**Brief:**
Every line containing the word "data" must be pulled from the records.

**Entries supplied:**
:::::
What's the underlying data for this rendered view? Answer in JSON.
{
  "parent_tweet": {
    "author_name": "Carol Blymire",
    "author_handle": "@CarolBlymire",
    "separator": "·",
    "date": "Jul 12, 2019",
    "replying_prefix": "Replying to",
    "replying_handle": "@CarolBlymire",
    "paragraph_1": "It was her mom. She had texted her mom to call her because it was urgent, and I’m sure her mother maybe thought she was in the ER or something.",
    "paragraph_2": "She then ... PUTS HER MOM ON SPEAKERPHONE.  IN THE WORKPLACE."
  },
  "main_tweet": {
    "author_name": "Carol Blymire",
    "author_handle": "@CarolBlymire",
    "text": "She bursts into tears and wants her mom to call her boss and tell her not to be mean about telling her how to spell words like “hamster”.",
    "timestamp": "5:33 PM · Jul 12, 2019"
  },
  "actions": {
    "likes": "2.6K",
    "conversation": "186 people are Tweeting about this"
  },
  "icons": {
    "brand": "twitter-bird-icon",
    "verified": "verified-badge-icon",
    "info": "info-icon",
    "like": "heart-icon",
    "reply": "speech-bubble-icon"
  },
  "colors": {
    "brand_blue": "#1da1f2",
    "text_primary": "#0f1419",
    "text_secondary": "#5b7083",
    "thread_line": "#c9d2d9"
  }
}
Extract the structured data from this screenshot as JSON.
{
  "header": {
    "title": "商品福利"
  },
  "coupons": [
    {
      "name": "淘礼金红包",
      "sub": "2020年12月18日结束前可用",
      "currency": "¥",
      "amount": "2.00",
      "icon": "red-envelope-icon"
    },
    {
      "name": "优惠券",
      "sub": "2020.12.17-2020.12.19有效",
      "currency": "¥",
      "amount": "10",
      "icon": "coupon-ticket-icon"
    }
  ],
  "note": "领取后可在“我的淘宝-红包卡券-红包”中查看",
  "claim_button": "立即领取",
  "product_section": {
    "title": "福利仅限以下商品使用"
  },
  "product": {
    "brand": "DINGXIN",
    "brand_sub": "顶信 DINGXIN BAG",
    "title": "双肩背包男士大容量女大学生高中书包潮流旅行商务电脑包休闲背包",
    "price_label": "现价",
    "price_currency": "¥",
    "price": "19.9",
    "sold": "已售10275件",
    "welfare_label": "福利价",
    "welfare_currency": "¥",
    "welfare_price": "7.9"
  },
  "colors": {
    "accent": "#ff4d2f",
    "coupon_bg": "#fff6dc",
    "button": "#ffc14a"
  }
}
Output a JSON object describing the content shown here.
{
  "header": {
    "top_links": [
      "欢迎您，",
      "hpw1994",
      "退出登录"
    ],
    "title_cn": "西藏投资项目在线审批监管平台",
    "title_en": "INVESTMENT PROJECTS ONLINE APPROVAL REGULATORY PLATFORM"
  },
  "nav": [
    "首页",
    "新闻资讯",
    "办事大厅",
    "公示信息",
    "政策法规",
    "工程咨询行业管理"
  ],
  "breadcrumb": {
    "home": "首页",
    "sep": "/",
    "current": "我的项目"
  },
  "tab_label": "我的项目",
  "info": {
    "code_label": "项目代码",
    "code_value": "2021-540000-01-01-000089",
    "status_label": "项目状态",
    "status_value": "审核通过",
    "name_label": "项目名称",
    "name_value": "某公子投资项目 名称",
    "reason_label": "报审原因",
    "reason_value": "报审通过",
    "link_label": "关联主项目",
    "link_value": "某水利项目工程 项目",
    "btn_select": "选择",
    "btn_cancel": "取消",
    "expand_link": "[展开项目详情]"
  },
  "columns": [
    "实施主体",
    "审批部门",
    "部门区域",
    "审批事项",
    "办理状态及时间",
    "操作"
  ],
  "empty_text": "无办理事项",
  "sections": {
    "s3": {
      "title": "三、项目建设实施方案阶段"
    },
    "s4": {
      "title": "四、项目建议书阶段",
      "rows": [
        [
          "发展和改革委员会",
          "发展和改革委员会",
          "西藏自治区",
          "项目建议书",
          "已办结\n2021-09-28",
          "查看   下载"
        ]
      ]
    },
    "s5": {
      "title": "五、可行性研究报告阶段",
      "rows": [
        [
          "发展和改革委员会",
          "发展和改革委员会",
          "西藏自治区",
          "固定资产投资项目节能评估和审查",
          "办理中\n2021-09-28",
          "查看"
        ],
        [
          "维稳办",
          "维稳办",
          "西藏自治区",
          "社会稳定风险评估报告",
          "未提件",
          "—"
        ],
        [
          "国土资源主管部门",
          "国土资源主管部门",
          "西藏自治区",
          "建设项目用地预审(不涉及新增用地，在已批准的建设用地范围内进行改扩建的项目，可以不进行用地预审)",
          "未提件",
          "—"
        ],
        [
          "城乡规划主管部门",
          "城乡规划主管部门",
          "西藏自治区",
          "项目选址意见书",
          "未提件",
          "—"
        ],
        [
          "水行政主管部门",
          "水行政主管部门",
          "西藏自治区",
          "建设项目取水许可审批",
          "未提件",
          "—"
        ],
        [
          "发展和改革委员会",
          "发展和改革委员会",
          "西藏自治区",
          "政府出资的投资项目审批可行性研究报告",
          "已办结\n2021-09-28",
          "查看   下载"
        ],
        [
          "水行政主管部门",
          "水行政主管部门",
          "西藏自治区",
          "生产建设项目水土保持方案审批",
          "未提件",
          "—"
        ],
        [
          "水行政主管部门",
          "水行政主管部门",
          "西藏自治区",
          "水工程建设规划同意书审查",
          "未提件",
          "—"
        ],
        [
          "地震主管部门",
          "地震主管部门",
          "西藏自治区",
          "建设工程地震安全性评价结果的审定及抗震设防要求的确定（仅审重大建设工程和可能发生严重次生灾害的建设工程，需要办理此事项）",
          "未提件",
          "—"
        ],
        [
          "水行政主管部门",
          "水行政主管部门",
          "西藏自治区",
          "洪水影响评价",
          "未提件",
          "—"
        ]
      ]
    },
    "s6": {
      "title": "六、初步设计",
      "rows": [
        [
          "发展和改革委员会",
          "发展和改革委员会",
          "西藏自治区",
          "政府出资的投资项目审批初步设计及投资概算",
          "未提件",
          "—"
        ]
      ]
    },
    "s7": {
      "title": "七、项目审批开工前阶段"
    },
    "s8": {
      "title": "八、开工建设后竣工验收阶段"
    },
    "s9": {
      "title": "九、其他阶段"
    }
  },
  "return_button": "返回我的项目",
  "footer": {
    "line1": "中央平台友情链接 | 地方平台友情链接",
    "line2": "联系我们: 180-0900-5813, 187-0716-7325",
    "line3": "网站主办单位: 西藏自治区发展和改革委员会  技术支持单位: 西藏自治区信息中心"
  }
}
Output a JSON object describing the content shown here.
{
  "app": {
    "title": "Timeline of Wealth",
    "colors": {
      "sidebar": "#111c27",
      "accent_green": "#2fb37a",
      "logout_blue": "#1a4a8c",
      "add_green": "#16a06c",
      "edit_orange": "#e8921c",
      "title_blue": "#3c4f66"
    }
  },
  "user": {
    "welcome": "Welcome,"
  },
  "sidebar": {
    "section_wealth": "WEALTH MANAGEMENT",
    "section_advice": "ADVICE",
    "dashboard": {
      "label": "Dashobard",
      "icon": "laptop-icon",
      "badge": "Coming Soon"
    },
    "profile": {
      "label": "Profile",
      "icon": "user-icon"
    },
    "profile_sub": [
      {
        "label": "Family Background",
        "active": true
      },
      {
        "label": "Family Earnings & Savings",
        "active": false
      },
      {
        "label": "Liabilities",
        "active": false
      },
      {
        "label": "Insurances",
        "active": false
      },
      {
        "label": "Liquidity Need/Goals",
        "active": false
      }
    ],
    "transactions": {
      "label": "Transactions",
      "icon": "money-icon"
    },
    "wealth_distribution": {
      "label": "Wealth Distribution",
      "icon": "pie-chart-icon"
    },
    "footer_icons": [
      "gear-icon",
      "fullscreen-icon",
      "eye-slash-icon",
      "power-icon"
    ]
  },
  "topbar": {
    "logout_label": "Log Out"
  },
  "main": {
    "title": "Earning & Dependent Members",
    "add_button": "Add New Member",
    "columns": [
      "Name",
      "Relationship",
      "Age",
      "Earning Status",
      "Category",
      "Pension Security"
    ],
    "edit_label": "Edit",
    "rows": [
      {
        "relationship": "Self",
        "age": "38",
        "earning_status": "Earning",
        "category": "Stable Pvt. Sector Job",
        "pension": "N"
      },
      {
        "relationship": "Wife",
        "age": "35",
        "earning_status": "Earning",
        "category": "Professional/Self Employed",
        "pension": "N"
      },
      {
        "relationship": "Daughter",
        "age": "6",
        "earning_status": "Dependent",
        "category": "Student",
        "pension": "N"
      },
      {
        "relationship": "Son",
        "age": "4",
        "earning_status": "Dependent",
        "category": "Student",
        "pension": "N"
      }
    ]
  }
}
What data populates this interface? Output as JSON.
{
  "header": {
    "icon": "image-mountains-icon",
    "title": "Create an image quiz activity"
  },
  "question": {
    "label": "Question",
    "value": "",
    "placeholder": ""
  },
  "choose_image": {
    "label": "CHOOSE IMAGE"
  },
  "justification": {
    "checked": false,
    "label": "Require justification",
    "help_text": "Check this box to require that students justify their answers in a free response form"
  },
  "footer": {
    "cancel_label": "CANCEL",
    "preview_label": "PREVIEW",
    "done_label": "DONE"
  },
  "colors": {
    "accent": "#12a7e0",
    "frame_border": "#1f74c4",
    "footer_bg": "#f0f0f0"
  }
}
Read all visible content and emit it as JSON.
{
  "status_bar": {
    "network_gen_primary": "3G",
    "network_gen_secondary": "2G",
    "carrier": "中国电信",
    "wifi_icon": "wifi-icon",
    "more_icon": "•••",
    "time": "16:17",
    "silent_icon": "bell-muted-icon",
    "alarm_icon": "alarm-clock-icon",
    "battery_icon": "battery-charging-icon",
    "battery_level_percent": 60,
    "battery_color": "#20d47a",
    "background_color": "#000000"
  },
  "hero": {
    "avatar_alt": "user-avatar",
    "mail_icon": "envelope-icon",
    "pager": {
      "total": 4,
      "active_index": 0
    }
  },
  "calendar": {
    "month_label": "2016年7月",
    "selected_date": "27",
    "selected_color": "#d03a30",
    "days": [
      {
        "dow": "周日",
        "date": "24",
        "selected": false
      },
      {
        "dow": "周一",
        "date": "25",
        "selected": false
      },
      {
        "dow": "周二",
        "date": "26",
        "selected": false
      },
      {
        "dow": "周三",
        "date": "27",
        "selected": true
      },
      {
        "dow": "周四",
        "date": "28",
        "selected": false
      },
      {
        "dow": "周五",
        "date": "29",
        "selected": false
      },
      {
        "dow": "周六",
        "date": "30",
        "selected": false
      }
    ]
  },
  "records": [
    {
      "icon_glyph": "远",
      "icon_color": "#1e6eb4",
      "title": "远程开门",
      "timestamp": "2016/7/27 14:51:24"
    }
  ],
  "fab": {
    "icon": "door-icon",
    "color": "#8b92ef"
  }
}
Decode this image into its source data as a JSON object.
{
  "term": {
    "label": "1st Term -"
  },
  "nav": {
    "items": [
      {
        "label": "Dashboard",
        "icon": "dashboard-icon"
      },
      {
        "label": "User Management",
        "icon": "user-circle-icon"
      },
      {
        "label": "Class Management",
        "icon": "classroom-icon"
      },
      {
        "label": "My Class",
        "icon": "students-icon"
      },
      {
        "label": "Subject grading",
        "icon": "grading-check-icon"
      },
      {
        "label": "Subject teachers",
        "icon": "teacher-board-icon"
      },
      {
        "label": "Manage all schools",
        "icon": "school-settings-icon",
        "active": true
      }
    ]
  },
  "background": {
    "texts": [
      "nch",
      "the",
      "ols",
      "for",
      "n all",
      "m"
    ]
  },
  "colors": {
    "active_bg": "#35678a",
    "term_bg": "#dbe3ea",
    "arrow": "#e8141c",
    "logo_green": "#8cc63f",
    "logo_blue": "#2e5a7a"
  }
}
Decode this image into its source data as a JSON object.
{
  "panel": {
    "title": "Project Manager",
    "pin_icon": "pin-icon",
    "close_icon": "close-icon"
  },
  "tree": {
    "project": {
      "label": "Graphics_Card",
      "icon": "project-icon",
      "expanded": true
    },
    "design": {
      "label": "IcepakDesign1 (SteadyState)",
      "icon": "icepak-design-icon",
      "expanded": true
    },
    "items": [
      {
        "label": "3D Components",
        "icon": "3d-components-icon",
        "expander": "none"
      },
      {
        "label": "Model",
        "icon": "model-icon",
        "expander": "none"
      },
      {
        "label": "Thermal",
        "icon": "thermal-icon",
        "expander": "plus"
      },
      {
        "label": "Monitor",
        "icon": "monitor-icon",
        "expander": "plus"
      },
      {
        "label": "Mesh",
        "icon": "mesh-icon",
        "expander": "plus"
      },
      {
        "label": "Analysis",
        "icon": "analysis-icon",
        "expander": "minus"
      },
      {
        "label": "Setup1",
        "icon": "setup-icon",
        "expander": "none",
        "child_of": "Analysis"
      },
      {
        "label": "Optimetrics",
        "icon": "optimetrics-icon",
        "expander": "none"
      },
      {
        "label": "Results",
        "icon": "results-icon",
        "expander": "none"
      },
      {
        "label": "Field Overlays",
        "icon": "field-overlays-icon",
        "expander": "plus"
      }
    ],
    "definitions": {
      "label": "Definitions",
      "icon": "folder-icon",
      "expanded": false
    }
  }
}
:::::
**Response box:**
What's the underlying data for this rendered view? Answer in JSON.
Extract the structured data from this screenshot as JSON.
What data populates this interface? Output as JSON.
Decode this image into its source data as a JSON object.
Decode this image into its source data as a JSON object.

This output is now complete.